Rep. Edwin K. Propst (D-Saipan) claimed that every fiscal year under Torres’ reign has ended in deficit spending. He said the total deficit under Torres’ six years in charge of running the government totals $314,611,966.
He also enumerated alleged instances of corruption surrounding sole-source contracts, saying majority of these contracts awarded to Torres’ beneficiaries all pay to play.
“They reciprocate,” he said.
Despite all these, Propst said, the Senate wants the House to give Torres 100% reprogramming authority in order to give the retirees $1,000 bonus. Propst said he rejects this Senate’s version but supports the $1,000 bonus for the retirees.
He said the House cannot reward Torres by giving him 100% reprogramming authority.
Rep. Christina Marie E. Sablan (D-Saipan) said the retirees’ bonus is not the problem, but Torres who wants 100% reprogramming authority over the budget.
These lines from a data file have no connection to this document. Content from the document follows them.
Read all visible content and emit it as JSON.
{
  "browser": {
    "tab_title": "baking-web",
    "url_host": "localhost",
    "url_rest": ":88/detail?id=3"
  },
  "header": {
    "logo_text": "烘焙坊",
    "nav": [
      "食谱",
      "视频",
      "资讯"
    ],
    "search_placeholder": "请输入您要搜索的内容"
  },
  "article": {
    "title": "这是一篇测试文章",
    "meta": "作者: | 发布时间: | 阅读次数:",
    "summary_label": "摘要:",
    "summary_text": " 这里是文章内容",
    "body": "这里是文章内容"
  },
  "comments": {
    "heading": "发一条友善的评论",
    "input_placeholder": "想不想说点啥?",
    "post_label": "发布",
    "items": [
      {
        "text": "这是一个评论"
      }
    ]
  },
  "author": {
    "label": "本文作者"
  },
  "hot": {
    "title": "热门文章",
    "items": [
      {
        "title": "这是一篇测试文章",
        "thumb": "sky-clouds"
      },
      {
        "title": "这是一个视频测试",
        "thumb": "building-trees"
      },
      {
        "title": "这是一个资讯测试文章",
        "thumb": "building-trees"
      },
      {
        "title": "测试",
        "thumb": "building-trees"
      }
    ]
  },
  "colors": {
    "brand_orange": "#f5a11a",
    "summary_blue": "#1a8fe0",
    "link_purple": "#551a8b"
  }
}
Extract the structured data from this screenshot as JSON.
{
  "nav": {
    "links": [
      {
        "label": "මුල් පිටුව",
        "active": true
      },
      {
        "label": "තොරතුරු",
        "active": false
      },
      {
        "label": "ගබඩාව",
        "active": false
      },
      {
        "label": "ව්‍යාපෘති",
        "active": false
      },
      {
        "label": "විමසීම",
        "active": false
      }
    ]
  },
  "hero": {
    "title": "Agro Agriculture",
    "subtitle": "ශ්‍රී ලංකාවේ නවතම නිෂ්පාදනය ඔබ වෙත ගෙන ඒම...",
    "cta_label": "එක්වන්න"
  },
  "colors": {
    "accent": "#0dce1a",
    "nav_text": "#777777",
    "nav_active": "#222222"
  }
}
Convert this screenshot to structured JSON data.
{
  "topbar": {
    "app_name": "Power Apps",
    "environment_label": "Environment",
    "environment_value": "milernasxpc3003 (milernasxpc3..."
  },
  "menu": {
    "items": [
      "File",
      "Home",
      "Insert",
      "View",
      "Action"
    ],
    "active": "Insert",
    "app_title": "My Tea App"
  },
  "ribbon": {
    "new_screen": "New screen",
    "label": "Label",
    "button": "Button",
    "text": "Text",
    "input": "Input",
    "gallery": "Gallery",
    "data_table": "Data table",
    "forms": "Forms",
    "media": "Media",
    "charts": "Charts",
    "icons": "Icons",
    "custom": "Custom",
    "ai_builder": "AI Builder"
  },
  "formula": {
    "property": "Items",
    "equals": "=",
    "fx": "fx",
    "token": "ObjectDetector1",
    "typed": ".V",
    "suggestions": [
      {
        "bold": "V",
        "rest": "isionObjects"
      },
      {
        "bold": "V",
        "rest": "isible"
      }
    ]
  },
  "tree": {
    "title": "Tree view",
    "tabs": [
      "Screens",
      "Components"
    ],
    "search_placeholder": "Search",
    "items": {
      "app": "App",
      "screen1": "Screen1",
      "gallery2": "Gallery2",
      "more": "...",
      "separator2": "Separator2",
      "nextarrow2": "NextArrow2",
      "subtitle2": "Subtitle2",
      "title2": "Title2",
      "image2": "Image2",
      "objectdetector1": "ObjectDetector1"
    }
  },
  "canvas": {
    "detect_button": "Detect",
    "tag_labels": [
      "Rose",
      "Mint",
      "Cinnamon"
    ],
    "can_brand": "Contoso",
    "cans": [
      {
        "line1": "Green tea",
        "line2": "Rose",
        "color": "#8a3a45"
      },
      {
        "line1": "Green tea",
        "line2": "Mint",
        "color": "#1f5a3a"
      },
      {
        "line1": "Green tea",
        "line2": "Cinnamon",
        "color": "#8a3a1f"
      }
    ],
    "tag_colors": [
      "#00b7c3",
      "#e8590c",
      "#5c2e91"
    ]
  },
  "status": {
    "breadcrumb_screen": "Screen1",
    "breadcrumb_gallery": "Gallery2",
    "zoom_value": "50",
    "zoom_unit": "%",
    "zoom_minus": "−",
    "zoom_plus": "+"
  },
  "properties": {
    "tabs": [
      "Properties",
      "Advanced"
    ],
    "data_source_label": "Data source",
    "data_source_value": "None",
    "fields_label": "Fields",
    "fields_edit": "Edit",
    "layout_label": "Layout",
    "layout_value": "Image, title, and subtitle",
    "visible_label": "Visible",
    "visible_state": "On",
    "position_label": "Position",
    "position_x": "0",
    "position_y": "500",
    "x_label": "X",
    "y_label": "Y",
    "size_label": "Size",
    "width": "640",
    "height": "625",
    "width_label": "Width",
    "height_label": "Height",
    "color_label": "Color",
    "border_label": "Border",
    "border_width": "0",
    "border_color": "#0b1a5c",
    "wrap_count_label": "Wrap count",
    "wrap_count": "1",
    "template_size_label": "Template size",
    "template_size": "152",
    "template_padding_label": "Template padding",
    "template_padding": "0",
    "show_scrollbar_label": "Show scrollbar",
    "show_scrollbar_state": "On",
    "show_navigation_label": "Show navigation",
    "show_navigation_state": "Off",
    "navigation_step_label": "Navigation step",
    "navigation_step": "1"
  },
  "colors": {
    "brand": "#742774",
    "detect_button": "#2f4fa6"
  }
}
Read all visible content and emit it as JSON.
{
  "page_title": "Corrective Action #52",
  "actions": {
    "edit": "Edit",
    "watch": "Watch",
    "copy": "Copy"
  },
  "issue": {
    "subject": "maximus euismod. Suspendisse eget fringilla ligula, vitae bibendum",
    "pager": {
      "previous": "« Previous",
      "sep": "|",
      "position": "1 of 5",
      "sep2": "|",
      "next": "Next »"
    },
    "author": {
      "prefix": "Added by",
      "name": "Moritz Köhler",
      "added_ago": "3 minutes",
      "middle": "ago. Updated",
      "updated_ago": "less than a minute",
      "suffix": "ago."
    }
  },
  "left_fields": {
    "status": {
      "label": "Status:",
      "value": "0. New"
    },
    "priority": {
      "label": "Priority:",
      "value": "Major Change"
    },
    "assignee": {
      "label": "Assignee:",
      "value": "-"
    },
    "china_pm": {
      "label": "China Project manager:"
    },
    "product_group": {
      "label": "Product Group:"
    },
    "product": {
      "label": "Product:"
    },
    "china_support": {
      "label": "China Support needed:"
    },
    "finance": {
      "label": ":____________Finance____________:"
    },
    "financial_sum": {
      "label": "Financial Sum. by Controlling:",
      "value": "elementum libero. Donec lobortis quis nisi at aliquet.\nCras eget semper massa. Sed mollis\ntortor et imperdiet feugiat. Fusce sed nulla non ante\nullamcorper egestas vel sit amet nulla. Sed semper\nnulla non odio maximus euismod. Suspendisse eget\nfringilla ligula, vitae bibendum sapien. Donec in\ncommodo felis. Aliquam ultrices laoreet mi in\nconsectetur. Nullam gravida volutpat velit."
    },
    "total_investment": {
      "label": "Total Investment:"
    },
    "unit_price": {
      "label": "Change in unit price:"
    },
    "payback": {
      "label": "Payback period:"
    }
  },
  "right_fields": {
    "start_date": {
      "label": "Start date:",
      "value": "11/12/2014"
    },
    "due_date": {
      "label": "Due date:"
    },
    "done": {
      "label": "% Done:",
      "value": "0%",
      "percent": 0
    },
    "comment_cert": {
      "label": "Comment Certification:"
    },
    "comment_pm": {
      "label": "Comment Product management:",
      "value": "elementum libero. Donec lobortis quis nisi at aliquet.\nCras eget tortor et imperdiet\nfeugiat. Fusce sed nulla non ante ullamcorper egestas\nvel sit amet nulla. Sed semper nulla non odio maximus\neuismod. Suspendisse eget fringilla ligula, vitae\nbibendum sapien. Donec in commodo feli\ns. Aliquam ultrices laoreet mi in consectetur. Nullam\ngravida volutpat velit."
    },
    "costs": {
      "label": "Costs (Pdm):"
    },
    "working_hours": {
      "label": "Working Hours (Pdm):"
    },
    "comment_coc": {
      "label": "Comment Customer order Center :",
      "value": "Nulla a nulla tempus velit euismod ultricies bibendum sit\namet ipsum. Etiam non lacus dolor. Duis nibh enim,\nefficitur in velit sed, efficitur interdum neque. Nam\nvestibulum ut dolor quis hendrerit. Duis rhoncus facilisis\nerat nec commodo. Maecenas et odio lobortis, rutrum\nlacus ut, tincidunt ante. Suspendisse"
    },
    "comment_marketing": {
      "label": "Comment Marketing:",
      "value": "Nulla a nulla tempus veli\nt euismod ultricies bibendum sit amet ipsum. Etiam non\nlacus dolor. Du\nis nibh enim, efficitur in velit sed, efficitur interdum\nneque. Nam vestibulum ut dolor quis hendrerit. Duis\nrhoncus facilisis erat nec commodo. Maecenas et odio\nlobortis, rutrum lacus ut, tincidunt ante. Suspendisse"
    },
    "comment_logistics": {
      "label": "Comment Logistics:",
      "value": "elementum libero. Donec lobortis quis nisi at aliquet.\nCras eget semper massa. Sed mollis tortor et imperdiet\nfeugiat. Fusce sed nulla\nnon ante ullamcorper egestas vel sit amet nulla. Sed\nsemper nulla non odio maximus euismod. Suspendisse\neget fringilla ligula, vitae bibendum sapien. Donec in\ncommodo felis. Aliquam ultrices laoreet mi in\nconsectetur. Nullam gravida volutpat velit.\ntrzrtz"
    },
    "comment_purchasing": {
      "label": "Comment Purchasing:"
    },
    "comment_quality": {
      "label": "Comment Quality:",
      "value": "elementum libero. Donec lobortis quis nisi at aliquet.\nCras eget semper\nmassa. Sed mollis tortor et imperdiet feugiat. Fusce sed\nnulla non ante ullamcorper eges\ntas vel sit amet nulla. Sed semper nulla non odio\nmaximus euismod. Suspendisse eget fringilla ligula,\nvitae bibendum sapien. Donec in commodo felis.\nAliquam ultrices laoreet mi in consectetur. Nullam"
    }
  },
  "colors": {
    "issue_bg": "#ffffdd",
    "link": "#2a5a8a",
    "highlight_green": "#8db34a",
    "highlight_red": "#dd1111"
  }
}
Sablan accused Torres of “once again using and manipulating retirees’ to serve his own political end.”
“Imagine that. This governor wants unlimited power over the public purse. After running deficits for six straight years. After we just impeached him for misspending public funds and abusing public trust,” she said. “The sad truth, Mr. Speaker and colleagues, is that this governor cannot be trusted with public funds.”
She said retirees are not political pawns and should never be used as political pawns.
Rep. Corina L. Magofna (D-Saipan) said the retirees should know that she and her colleagues support the $1,000 bonus. “Please know that we understand your frustrations and financial hardships as this has already taken about a couple of months,” Magofna said.
She asked the retirees to allow them do their part responsibly for the betterment of the government.
Last Jan. 12, the House unanimously passed the bipartisan legislation, House Bill 22-91, HD1, that proposes to amend the Appropriations Act of Fiscal Year 2022 to establish a business unit and allocate $1.3 million in local funds to pay the $500 bonus for each government retiree.
Last Feb. 3, the Senate passed their version of the bill, with amendments offered by Senate President Jude U. Hofschneider (R-Tinian) to reflect, among other things, the bonus increase to $1,000.
Last Dec. 14, Torres requested the Legislature to allow reprogramming of funds for the sole purpose of funding the retirees’ $500 bonuses. The following day, the Senate adopted Senate Joint Resolution 22-05, which approved Torres’ request.
The House did not act on the Senate’s resolution, but instead passed the bipartisan legislation, House Bill 22-91, HD1.